People need good reasons to act eco-friendly

People say they care about the environment all the time. They eat organic or even vegan food. But in everyday life, their beliefs are not translated into behaviour, as the research of Martijn Keizer shows.

There is a disconnect between what people say and what they do, Keizer says. The researcher, who specialises in consumer behaviour and social psychology, will receive his PhD in social sciences this month. ‘During our research, people were asked if they care about the environment. The data says they do, and most people think it’s right to care, too. However, we found that in real life, there is no action.’

Internal decisions

Keizer has been investigating different motives people have when choosing whether or not to act pro-environmentally. His research also demonstrates how motivation can easily be lost due to simple changes, such as an increase in the price of organic food. People will only act pro-environmentally if you give them good reason to do so, Keizer says.
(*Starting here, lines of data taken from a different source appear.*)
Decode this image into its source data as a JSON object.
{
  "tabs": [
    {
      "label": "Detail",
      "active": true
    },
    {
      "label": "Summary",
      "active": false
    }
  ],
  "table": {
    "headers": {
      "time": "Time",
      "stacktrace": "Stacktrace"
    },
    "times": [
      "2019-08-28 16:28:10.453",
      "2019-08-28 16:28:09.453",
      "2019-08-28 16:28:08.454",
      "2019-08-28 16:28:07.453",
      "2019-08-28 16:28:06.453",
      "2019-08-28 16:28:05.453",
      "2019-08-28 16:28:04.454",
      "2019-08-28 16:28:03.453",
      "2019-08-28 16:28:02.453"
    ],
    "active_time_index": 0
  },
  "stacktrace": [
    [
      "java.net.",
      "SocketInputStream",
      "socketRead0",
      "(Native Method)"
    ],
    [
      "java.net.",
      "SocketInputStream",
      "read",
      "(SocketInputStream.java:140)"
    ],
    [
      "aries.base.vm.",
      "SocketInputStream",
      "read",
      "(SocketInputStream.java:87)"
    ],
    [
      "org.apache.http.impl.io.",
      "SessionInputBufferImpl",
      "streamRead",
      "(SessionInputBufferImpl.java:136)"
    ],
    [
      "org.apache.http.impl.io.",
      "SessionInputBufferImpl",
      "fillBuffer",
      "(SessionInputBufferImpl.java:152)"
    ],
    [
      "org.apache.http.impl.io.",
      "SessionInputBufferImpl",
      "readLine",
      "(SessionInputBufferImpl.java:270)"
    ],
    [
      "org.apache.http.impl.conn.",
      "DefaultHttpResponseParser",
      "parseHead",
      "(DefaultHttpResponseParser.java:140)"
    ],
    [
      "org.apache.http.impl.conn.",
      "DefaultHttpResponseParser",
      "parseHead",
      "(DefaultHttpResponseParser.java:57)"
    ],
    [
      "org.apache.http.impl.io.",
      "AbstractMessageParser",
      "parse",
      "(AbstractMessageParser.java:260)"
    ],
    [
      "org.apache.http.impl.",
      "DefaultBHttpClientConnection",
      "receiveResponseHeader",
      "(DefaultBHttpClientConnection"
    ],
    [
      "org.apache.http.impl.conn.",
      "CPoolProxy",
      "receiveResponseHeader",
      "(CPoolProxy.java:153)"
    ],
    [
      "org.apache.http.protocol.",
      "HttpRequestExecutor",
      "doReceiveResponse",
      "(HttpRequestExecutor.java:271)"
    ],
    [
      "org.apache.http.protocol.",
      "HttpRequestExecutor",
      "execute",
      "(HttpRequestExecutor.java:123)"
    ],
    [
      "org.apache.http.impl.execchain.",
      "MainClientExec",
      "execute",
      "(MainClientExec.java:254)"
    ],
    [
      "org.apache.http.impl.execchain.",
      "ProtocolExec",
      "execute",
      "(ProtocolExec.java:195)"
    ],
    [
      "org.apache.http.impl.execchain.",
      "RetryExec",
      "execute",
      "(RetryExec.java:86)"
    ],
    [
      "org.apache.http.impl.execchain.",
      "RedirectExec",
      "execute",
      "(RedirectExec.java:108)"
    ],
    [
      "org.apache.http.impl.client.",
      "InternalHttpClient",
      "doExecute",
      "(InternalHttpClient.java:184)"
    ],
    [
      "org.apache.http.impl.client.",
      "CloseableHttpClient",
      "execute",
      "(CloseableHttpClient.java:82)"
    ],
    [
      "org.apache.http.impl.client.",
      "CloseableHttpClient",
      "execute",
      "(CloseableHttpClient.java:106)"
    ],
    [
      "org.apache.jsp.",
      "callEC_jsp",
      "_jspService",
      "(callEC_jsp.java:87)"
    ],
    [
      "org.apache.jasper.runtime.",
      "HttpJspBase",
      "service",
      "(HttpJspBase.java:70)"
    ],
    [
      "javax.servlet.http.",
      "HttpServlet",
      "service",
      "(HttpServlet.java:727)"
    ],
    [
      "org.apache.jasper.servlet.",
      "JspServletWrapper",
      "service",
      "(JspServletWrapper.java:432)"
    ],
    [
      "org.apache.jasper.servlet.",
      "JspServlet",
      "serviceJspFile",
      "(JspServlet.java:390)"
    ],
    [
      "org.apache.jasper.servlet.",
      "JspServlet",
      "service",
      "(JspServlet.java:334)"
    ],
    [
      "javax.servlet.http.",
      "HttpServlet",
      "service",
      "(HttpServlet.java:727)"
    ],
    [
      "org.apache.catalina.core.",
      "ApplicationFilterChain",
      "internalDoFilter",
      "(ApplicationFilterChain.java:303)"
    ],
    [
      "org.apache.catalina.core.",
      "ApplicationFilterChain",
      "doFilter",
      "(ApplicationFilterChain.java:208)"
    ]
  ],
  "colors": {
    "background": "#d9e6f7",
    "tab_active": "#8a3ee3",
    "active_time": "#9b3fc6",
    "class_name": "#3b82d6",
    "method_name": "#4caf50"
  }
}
For example, Keizer researched people who commute to work, both short and long distance, by car. Both groups were asked about pro-environmental practices, like using a bike, public transport, or buying a more eco-friendly car. While short-distance drivers agreed to consider the possibility of using green transport, the long-distance drivers were not willing to change their behaviour that easily.

Eating insects

A similar principle applies to eating insects as a meat substitute. This source of protein has been proven to be good for both your health and the planet, and Jumbo in Groningen has even recently begun selling foods made from insects. However, the price for a small box is simply too high: while most vegetarian alternatives cost about 3 euros, bitterballen made from bugs cost more than 6 euros.

‘You can tell people that eating insects might be good for the environment, but if it’s expensive, no one is going to try’, Keizer says. ‘It is not realistic. The same happens with organic and biological food. When it’s too expensive, people get annoyed and don’t act on their norms anymore.’


So, if you want to change anything, it shouldn’t be people’s opinions, as Keizer discovered. ‘Many people already care about the environment and are willing to act pro-environmentally. However, the costs of doing so are simply too high in many cases. Reducing these costs is a more effective way of promoting pro-environmental behaviour than trying to change peoples’ opinions’.